Castles Crowns and Cottages said...

Good evening dearest,

$4000 DINNER!!!!!! WOW!!!! But as I scrolled down to see many lovely things and to learn more about the genius behind such affairs, I could see that this art is one of life's finer pleasures that like poetry, much come from a passion and total abandon to the authenticity of the moment. ET LES ORTELANS!!!!!!! I remember this dish being mentioned in one of my favorite French movies, "LE CHÂTEAU DE MA MÈRE." It was a rare and delicious dish that I just wonder what ever did it taste like!

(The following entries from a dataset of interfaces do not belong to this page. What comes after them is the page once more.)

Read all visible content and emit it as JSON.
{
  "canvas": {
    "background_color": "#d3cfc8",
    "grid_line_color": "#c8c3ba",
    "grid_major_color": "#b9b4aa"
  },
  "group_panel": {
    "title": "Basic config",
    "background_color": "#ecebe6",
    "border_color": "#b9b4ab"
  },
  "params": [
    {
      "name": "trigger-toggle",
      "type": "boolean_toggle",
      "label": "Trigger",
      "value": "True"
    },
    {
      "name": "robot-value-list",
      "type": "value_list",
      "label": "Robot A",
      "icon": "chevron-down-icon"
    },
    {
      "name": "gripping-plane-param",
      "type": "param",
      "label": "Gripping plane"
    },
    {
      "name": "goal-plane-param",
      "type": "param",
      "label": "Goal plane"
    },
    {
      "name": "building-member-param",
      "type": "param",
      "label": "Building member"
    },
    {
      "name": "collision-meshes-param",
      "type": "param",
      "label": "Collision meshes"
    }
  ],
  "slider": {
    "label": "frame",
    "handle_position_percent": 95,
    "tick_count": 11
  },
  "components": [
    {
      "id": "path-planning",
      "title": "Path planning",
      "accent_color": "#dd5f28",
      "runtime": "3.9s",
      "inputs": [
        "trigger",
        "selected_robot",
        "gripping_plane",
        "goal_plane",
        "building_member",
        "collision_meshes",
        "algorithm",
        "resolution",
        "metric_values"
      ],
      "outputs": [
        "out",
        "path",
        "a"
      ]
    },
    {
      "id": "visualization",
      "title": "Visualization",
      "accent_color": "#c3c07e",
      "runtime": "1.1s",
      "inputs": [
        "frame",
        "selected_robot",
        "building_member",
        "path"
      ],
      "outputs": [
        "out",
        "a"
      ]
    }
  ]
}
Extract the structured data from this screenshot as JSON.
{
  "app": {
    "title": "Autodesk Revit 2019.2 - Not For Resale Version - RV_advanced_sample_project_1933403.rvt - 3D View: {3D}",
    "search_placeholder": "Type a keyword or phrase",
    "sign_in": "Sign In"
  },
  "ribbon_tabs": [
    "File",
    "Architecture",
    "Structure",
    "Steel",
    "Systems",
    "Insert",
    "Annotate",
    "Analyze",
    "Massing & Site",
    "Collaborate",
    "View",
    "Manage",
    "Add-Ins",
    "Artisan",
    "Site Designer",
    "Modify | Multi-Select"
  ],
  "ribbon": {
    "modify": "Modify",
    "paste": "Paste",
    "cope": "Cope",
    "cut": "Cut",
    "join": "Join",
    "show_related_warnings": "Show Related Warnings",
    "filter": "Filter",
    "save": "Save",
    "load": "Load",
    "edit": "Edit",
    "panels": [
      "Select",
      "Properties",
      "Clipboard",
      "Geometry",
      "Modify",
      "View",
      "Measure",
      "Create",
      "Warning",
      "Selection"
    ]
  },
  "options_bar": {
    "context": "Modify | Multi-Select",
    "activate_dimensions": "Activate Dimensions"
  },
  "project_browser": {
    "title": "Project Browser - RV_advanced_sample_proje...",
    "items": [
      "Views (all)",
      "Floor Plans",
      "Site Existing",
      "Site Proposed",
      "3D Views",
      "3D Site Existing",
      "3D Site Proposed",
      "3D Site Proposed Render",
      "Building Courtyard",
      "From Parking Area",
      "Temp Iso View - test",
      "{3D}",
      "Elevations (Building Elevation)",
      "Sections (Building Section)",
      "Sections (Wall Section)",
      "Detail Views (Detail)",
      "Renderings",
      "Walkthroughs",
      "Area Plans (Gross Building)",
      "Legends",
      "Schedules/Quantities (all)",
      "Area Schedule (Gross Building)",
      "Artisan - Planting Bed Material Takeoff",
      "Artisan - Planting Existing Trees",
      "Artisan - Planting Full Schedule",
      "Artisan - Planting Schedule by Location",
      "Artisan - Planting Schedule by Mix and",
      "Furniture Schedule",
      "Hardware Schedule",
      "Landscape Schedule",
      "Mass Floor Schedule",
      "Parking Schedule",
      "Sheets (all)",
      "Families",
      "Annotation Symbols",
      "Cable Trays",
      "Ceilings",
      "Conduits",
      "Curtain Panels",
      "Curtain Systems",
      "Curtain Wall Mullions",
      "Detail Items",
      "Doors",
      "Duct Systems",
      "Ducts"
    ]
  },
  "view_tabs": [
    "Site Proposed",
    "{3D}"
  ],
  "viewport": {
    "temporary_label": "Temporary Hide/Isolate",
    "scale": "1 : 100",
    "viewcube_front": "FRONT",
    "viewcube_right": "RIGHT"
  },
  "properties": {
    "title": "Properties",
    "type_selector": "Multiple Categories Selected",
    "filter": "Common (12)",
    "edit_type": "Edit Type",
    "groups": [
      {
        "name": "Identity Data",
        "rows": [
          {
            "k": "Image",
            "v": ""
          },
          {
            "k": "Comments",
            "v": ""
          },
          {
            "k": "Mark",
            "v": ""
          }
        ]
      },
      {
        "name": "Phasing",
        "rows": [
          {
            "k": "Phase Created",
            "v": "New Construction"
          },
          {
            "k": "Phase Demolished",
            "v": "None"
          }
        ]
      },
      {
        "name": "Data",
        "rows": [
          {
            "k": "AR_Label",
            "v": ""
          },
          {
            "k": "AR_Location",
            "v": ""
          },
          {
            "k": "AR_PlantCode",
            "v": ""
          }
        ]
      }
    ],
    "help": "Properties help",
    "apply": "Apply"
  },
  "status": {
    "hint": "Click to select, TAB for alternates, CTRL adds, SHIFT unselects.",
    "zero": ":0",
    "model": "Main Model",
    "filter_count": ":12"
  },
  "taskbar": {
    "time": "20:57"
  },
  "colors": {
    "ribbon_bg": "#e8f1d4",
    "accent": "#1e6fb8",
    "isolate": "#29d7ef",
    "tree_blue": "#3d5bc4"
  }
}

My dear, you are always so welcomed to my blog to shed your kindness. Your words are so true and I thank you for your encouragement and I honor your comments. After 54 years, I think I am finally feeling comfortable in my own skin and now it is time to be brave. It sure is nice to have blogging friends who can express themselves so we can go on to try what we would otherwise NOT DARE to do. Bravo to you and now, I am HUNGRY! Off to make some DIRTY RICE!!!!!!! Anita

Laura@Silkroadgourmet said...

Hi Deana:

Lovely dishes - especially the pheasant! Love hearing the story of the meal again as well.

If Clairborne were still alive, I wonder if he would construct the same menu?

As for me, I'm not the sort to have ideals like that (no dream wedding, no dream kitchen etc.). For me it makes the here and now a happier place.

anon said...

this is just a little note to let you know that i really enjoy reading your blog, and have a little award waiting for you.

if you're time-pressed and hate the idea of having to follow these 'rules', or if you're stridently anti-award, please don't feel obligated to respond.

i'm just letting you know that your
blog is among those i like best!

Lazaro Cooks said...

31 course tasting menu. A fantastic bottle of Petrus. One perfectly cooked pheasant. The skin looks exquisite. Job well done.

Lord Cowell said...

What an amazing post. I am so glad I stumbled upon your blog. I would love to try many of those dishes (except the ortolans - they even used to remove the birds eyes when they caught them, before the force feeding and drowning etc).

We have some Linden Limes on our estate. I shall have to try making some tea with their flowers.

Thank you again for your blog, which I shall follow with interest.

Tasty Trix said...

Yes indeed - that is one reason I love to read your blog so much. You make what you like and follow your own heart and mind. Wouldn't the world be more interesting if everyone did that!! This post reminds me HOW MUCH I don't know about food, and how many dishes and preparations there are from the past, from different cultures, from the present ... to try, to eat, to make and to learn about. And that, to me, is one of the things that makes life so interesting. Fascinating and inspiring post - as always.

Claudia said...

I always save you blog for when I have some time - to truly dwell and think and savor. Craig Claiborne was such an influence - on my younger life and in my mother's cooking. She slowly transformed from mostly Italian into quite a credible cook (still better than me!). I have been reading dishes from Renaissance Italy via Lynne Rossetto Kasper and have yet to dive in - but I know the time is coming. I have noted the lovelies you posted here - the hens welcome and the dessert is a graceful smile. I am coming to NYC in a few weeks - armed with places I must try and shall be scouting you blog for even more hints. This posting - a five star meal.

Jay said...

Tonight’s “Victoria” on PBS depicts a visit to France by Queen Victoria and Prince Albert. While entertained at a state dinner (gorgeous table) by King Louis-Philippe, who serves them ortolans, and shows Victoria how to eat them masked by a napkin, “to hide your pleasure from God!”